Web page and app entries:
· · ·
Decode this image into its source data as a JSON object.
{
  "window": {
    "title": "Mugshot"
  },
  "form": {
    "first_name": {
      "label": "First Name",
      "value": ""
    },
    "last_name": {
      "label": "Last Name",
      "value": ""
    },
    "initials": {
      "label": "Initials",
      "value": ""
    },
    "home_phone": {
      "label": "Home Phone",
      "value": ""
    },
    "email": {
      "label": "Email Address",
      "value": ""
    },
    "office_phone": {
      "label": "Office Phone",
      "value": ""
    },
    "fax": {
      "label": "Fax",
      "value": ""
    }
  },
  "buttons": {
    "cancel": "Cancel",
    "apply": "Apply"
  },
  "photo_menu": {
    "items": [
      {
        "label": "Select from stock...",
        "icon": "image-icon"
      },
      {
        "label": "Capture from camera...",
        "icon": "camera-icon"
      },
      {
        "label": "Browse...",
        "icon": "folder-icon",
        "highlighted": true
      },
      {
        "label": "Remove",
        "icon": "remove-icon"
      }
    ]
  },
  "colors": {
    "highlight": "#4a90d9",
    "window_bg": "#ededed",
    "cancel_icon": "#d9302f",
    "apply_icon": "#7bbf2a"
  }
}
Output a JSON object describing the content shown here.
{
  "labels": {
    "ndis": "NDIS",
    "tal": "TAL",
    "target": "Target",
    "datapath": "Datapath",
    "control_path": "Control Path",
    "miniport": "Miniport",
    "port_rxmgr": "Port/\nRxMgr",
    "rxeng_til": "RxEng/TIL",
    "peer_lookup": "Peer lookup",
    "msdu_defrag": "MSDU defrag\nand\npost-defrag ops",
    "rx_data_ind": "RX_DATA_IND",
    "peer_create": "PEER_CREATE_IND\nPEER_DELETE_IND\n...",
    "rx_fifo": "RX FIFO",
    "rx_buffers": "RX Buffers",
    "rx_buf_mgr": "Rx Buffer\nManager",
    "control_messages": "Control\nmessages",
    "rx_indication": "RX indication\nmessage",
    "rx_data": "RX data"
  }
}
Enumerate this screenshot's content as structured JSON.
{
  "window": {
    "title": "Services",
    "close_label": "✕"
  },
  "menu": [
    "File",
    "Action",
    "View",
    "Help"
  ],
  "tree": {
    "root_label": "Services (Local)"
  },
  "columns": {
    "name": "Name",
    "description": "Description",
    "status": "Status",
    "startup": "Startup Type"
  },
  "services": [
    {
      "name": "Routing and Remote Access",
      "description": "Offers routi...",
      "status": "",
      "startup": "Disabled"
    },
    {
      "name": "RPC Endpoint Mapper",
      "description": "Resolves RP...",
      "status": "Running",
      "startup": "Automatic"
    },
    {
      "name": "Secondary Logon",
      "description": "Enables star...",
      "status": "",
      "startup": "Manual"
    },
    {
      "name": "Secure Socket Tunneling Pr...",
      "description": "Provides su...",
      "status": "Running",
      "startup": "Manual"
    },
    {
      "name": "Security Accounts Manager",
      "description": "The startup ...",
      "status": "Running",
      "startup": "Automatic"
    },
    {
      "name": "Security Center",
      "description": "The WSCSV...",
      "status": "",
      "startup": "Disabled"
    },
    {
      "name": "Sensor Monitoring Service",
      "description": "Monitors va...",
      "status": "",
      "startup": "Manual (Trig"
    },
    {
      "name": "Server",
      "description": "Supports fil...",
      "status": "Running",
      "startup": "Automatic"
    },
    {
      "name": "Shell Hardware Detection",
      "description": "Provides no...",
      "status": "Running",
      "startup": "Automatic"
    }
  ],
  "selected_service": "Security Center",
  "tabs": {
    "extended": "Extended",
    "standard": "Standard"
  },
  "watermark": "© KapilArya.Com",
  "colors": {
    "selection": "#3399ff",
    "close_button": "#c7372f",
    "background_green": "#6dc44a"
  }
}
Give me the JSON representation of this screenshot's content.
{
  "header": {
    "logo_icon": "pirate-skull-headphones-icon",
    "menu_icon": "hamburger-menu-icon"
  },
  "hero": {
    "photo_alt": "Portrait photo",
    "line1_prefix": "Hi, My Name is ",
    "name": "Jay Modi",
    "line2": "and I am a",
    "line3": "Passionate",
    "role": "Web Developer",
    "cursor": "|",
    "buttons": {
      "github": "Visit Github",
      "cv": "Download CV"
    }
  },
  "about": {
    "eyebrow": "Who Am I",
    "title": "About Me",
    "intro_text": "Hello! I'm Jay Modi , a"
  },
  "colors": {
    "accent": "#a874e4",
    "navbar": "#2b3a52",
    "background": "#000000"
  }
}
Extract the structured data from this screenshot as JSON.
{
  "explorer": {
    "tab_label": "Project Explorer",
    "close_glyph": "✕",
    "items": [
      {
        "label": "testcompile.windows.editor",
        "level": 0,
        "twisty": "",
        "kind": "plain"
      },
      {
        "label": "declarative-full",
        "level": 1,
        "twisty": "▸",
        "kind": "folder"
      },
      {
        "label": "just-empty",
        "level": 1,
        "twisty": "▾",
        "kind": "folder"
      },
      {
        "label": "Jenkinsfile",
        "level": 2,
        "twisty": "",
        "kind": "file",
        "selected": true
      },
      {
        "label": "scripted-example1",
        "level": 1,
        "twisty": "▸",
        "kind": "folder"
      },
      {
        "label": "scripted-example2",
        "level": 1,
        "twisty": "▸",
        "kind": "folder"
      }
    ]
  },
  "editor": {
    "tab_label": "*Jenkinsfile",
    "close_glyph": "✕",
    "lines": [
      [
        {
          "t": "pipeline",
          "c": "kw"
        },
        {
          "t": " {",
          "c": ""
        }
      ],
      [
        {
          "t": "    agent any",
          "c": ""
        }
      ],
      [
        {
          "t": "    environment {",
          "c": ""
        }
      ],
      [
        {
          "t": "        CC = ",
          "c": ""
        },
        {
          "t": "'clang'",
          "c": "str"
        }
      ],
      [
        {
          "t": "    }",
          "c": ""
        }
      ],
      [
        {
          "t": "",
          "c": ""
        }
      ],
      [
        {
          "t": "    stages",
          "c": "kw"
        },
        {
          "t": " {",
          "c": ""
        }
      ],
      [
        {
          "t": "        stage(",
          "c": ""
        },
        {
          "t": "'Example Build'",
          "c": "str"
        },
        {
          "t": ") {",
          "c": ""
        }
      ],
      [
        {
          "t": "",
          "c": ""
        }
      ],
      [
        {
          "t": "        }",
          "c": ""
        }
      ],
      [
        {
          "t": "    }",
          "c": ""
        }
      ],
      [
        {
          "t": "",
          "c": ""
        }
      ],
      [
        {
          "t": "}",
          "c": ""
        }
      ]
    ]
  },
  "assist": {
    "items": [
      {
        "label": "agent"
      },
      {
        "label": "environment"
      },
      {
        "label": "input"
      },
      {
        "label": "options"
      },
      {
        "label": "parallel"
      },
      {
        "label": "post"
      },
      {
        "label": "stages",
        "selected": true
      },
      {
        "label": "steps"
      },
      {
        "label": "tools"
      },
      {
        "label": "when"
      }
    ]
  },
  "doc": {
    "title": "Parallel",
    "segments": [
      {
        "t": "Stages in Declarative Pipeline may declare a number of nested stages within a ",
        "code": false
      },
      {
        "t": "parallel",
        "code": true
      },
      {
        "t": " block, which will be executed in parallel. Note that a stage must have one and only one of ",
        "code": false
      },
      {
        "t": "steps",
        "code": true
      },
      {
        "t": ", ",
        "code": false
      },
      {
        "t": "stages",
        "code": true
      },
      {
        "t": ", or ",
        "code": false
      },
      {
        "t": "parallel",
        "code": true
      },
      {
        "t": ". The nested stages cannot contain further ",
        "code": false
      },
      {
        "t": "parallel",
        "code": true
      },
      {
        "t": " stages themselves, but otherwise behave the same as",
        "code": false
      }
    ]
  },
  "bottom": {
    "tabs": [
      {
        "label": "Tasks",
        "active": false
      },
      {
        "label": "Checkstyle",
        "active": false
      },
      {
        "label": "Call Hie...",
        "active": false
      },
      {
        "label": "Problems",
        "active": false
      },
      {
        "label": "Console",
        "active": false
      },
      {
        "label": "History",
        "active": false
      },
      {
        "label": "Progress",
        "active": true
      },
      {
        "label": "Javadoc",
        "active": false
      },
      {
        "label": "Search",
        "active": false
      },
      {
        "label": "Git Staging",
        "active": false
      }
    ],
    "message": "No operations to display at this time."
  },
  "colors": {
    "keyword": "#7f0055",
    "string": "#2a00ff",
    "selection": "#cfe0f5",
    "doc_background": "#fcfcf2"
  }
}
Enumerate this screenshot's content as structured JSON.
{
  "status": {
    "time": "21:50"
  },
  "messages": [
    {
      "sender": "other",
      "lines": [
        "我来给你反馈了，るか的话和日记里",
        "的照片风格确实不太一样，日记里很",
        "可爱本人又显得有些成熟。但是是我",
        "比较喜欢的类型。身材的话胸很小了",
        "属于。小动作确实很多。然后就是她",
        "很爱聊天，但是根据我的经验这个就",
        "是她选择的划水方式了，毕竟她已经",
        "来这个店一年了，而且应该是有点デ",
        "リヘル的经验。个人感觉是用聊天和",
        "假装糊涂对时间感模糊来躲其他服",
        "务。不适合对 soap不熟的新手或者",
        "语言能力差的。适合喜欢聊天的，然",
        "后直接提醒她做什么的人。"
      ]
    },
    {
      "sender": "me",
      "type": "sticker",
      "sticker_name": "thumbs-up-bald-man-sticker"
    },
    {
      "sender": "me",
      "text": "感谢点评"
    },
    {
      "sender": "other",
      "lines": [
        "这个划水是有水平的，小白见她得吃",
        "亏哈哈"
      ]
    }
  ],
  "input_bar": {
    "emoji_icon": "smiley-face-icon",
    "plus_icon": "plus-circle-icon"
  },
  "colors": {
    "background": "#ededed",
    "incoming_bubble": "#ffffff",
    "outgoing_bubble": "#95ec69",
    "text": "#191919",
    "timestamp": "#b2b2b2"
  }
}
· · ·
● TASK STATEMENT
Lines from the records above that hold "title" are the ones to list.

● SOLUTION BELOW
    "title": "Mugshot"
    "title": "Services",
    "title": "About Me",
    "title": "Parallel",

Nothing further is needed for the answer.